  • Fifth, it generates hard data and evidence that ensure objectivity in the engagement and as bases for recommendations on how to improve the service delivery monitored.

G-Watch Localization aims to engage the local level to develop a G-Watch application that is attuned to local context and realities. It takes into account the decentralized policy context, the situation and condition of citizen participation in local governance, the nature and practice of the local government unit and the backdrop of socio-cultural realities prevalent and strong at the local area like primacy of kinship, prevalence of patronage and machismo, to name a few. It situates itself in the areas of monitoring and evaluation which remains weak despite the mandated avenues for citizen participation due to sheer lack of resources for it, the lack of capability and its seeming lack of urgency in comparison to other concerns.

The initiative is a knowledge development that brings together the experience of G-Watch at engaging the national and the knowledge and experience of local stakeholders, particularly the local government units and the citizen organizations, to tackle the difficult questions of transforming local governance. This is done through the pilot-testing of the G-Watch model of constructive engagement in performance monitoring that aims to improve the efficiency of service delivery of the LGUs through transparency and accountability.

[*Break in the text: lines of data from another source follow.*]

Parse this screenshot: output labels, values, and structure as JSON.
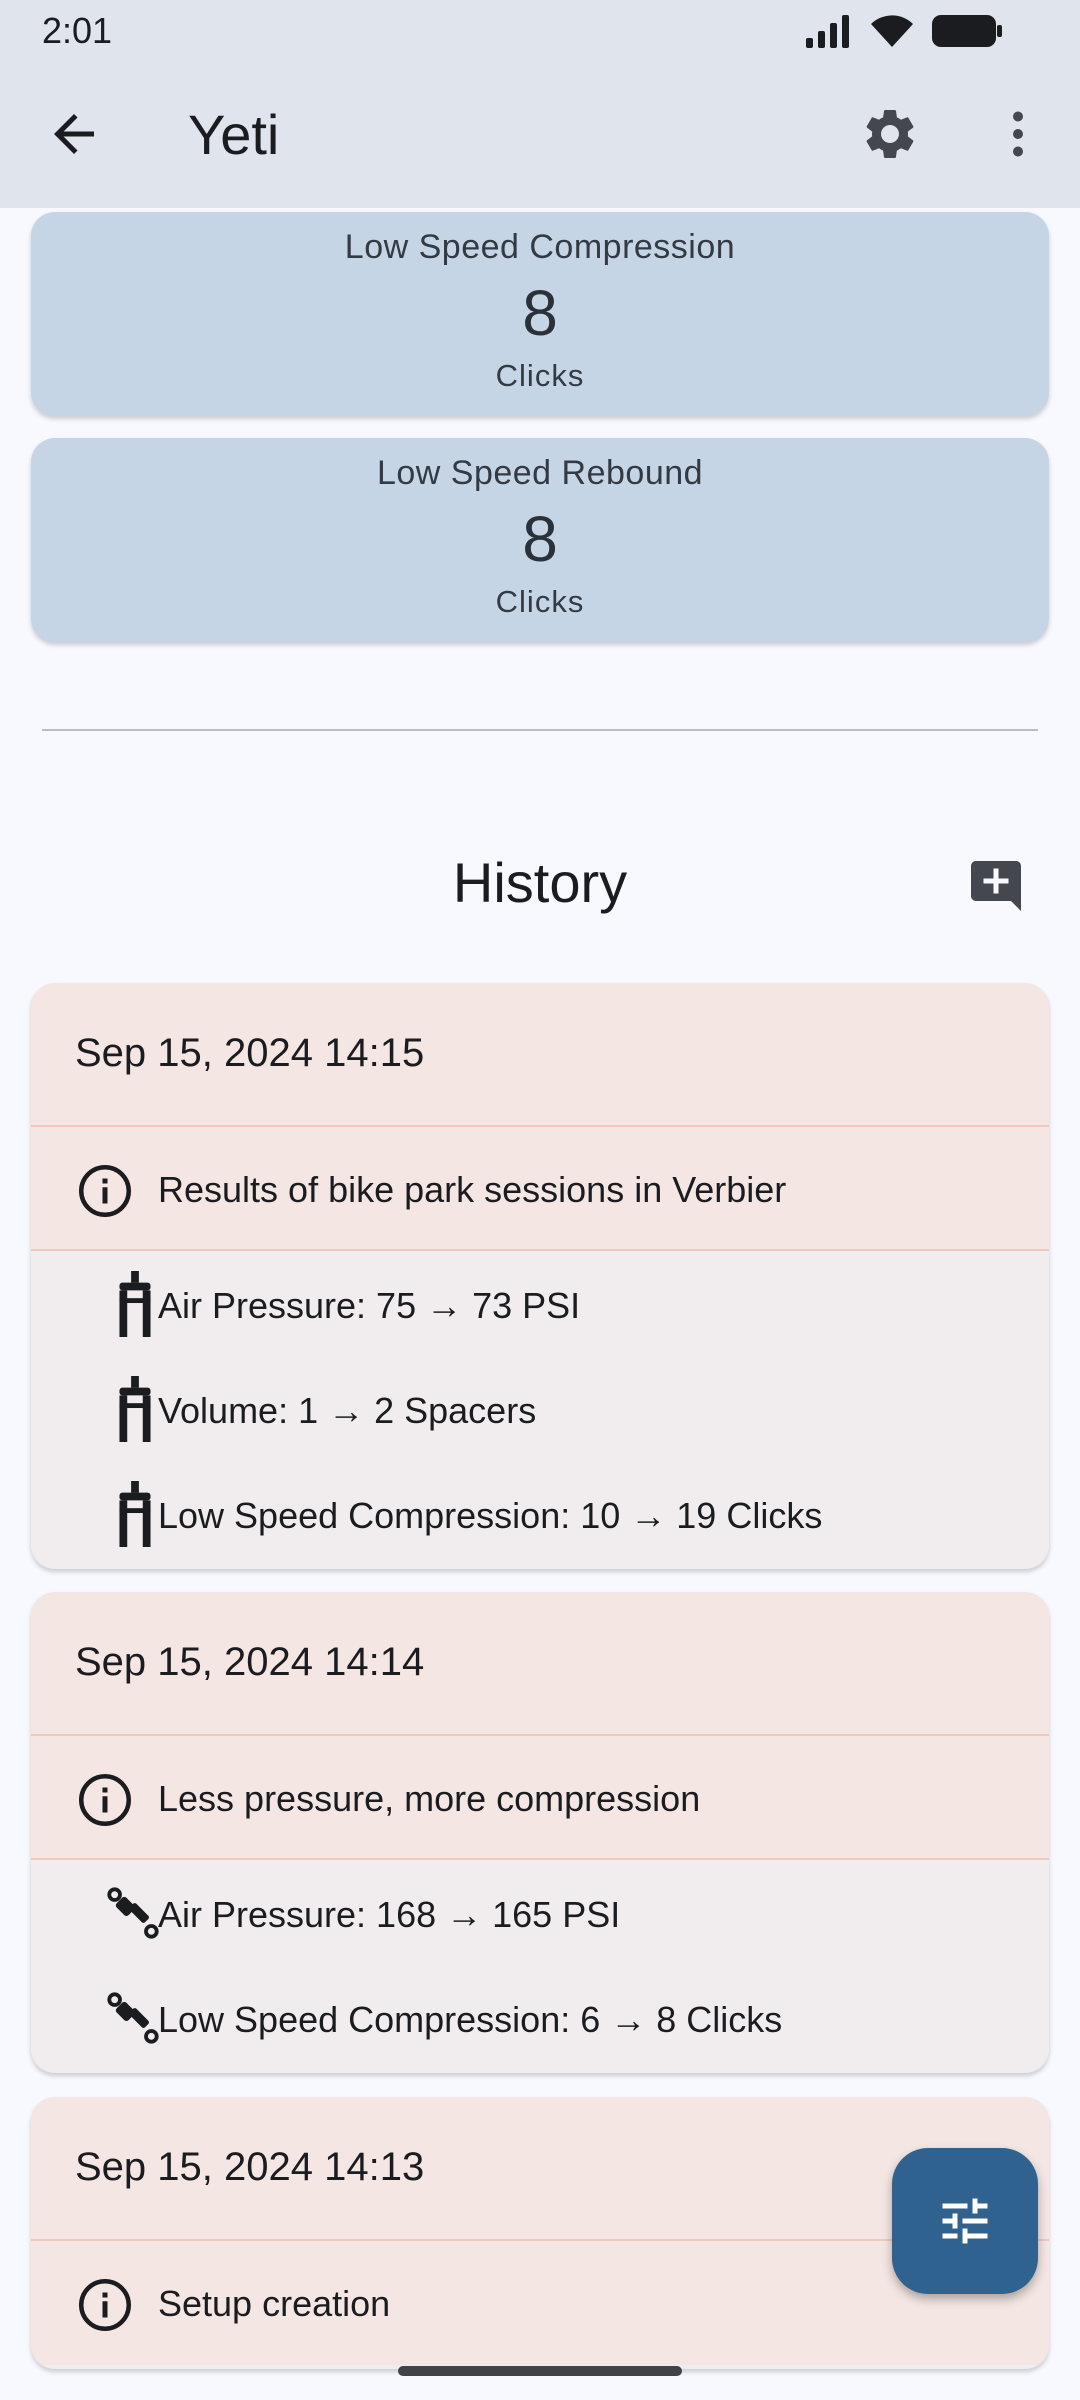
{
  "status_bar": {
    "time": "2:01"
  },
  "app_bar": {
    "title": "Yeti"
  },
  "settings": [
    {
      "label": "Low Speed Compression",
      "value": "8",
      "unit": "Clicks"
    },
    {
      "label": "Low Speed Rebound",
      "value": "8",
      "unit": "Clicks"
    }
  ],
  "history": {
    "title": "History",
    "entries": [
      {
        "date": "Sep 15, 2024 14:15",
        "note": "Results of bike park sessions in Verbier",
        "changes": [
          {
            "component": "fork-icon",
            "text": "Air Pressure: 75 → 73 PSI"
          },
          {
            "component": "fork-icon",
            "text": "Volume: 1 → 2 Spacers"
          },
          {
            "component": "fork-icon",
            "text": "Low Speed Compression: 10 → 19 Clicks"
          }
        ]
      },
      {
        "date": "Sep 15, 2024 14:14",
        "note": "Less pressure, more compression",
        "changes": [
          {
            "component": "shock-icon",
            "text": "Air Pressure: 168 → 165 PSI"
          },
          {
            "component": "shock-icon",
            "text": "Low Speed Compression: 6 → 8 Clicks"
          }
        ]
      },
      {
        "date": "Sep 15, 2024 14:13",
        "note": "Setup creation",
        "changes": []
      }
    ]
  },
  "colors": {
    "app_bar_bg": "#dfe4ed",
    "setting_card_bg": "#c6d5e6",
    "history_header_bg": "#f4e6e3",
    "history_body_bg": "#f1edee",
    "fab_bg": "#2f628f"
  }
}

It involves capacity-building to enable the pilot test and allow learning of stakeholders while in action. The G-Watch application is tailored fit to the local context through research activities and multi-stakeholder consultations. The experience is documented in order to develop a technology at the end of the pilot-testing for G-Watch application at the local level that can disseminated for replication at a wider scale through partnership with national agencies and bodies and promotional activities. (Components)

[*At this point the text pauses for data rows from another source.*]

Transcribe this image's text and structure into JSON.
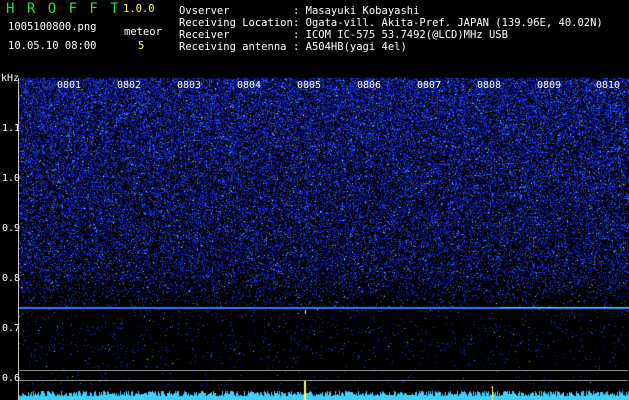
{
  "header": {
    "brand": "H R O F F T",
    "version": "1.0.0",
    "filename": "1005100800.png",
    "datetime": "10.05.10 08:00",
    "meteor_label": "meteor",
    "meteor_count": "5",
    "observer_label": "Ovserver",
    "observer_value": ": Masayuki Kobayashi",
    "location_label": "Receiving Location",
    "location_value": ": Ogata-vill. Akita-Pref. JAPAN (139.96E, 40.02N)",
    "receiver_label": "Receiver",
    "receiver_value": ": ICOM IC-575 53.7492(@LCD)MHz USB",
    "antenna_label": "Receiving antenna",
    "antenna_value": ": A504HB(yagi 4el)"
  },
  "colors": {
    "brand": "#22e046",
    "accent_yellow": "#ffff55",
    "signal_cyan": "#3fd0ff",
    "noise_blue": "#2040ff"
  },
  "axis": {
    "unit": "kHz",
    "y_ticks": [
      {
        "label": "1.1",
        "value": 1.1
      },
      {
        "label": "1.0",
        "value": 1.0
      },
      {
        "label": "0.9",
        "value": 0.9
      },
      {
        "label": "0.8",
        "value": 0.8
      },
      {
        "label": "0.7",
        "value": 0.7
      },
      {
        "label": "0.6",
        "value": 0.6
      }
    ],
    "time_ticks": [
      "0801",
      "0802",
      "0803",
      "0804",
      "0805",
      "0806",
      "0807",
      "0808",
      "0809",
      "0810"
    ]
  }
}
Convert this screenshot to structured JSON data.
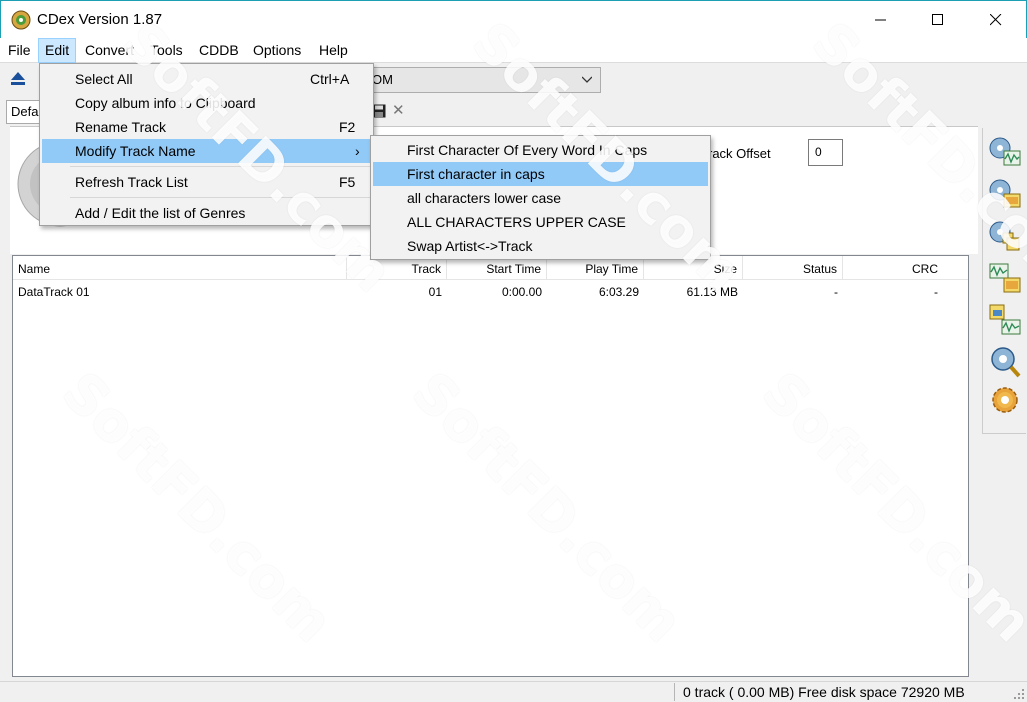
{
  "window": {
    "title": "CDex Version 1.87",
    "controls": [
      "minimize",
      "maximize",
      "close"
    ]
  },
  "menubar": {
    "items": [
      "File",
      "Edit",
      "Convert",
      "Tools",
      "CDDB",
      "Options",
      "Help"
    ],
    "active": "Edit"
  },
  "toolbar": {
    "drive_combo_value": "OM",
    "profile_tab": "Defa"
  },
  "edit_menu": {
    "items": [
      {
        "label": "Select All",
        "shortcut": "Ctrl+A"
      },
      {
        "label": "Copy album info to Clipboard",
        "shortcut": ""
      },
      {
        "label": "Rename Track",
        "shortcut": "F2"
      },
      {
        "label": "Modify Track Name",
        "shortcut": "›",
        "highlighted": true
      },
      {
        "label": "Refresh Track List",
        "shortcut": "F5"
      },
      {
        "label": "Add / Edit the list of Genres",
        "shortcut": ""
      }
    ]
  },
  "modify_submenu": {
    "items": [
      {
        "label": "First Character Of Every Word In Caps"
      },
      {
        "label": "First character in caps",
        "highlighted": true
      },
      {
        "label": "all characters lower case"
      },
      {
        "label": "ALL CHARACTERS UPPER CASE"
      },
      {
        "label": "Swap Artist<->Track"
      }
    ]
  },
  "album_info": {
    "offset_label": "rack Offset",
    "offset_value": "0"
  },
  "track_list": {
    "columns": [
      "Name",
      "Track",
      "Start Time",
      "Play Time",
      "Size",
      "Status",
      "CRC"
    ],
    "rows": [
      {
        "name": "DataTrack 01",
        "track": "01",
        "start_time": "0:00.00",
        "play_time": "6:03.29",
        "size": "61.13 MB",
        "status": "-",
        "crc": "-"
      }
    ]
  },
  "statusbar": {
    "text": "0 track ( 0.00 MB) Free disk space 72920 MB"
  },
  "watermark": {
    "text": "SoftFD.com"
  },
  "sidebar": {
    "icons": [
      "cd-to-wave-icon",
      "cd-to-mp3-icon",
      "cd-to-file-icon",
      "wave-convert-icon",
      "file-convert-icon",
      "cd-search-icon",
      "settings-gear-icon"
    ]
  },
  "colors": {
    "titlebar_border": "#1d9fb3",
    "menu_highlight": "#91c9f7",
    "active_menu_bg": "#cce8ff"
  }
}
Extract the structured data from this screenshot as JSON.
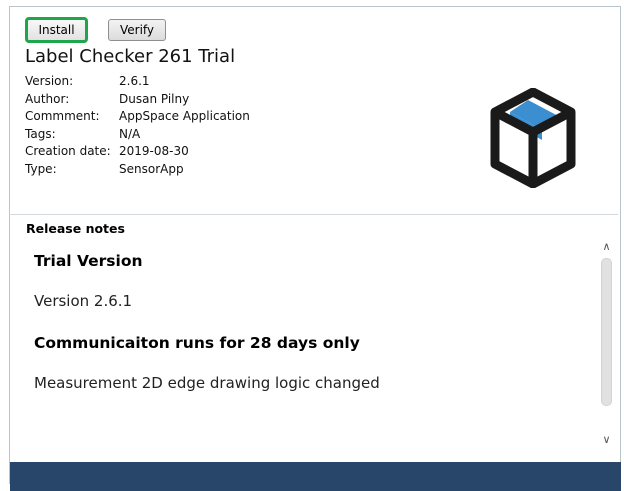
{
  "toolbar": {
    "install_label": "Install",
    "verify_label": "Verify"
  },
  "app": {
    "title": "Label Checker 261 Trial",
    "details": [
      {
        "label": "Version:",
        "value": "2.6.1"
      },
      {
        "label": "Author:",
        "value": "Dusan Pilny"
      },
      {
        "label": "Commment:",
        "value": "AppSpace Application"
      },
      {
        "label": "Tags:",
        "value": "N/A"
      },
      {
        "label": "Creation date:",
        "value": "2019-08-30"
      },
      {
        "label": "Type:",
        "value": "SensorApp"
      }
    ],
    "logo_icon": "package-box-icon"
  },
  "release_notes": {
    "header": "Release notes",
    "heading": "Trial Version",
    "version_line": "Version 2.6.1",
    "bold_line": "Communicaiton runs for 28 days only",
    "change_line": "Measurement 2D edge drawing logic changed"
  },
  "colors": {
    "install_highlight": "#1fa64a",
    "logo_dark": "#1a1a1a",
    "logo_accent": "#3b8fd1",
    "bottom_bar": "#27466a"
  }
}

We have selected pilot sites that we believe can help us in developing this new knowledge. In a way, they are a mix of LGUs with extensive experience in citizen-government engagement and that grapple with the difficult questions of improving local governance with the participation of the citizens, of LGUs with diverse socio-linguistic background, socio-economic profiles and from different layers of government. They are the City of Naga, the Municipality of San Miguel, Bohol, the Island City of Samal, the City of Dumaguete, the Province of Southern Leyte and the City of Puerto Princesa.

They are committing today to help us in this difficult task by providing us access to information, tapping local knowledge, co-facilitating the pilot-test and finding ways to sustain the effort; as we commit to them our accountability to coordinate this effort, solicit and mobilize necessary support and ensure the accomplishment of the project.

In our engagement with them for the last six months, we discovered that indeed what a difficult challenge is cut out for us, but we also discovered that they too wish to answer the same questions that we ask, they too want to nurture and enhance citizen-government engagement to improve transparency and accountability that can improve efficiency in service delivery, they too want to transform governance as we know it and they too want a difference in our country. We find champions in them and it is comforting indeed for us that as we dare to go where politics is at, we have the support and help of those who are actors in that political space and are therefore in the best position to make change happen.

All politics is local—we are showing this afternoon another perspective to this idea. This afternoon, we assert that indeed all politics is local for it is at the local level where the government is closest to the people, where the interactions between the governed and the government is closer and more direct, oftentimes personal, and therefore where genuine political change could happen that will transform government and society as we know it.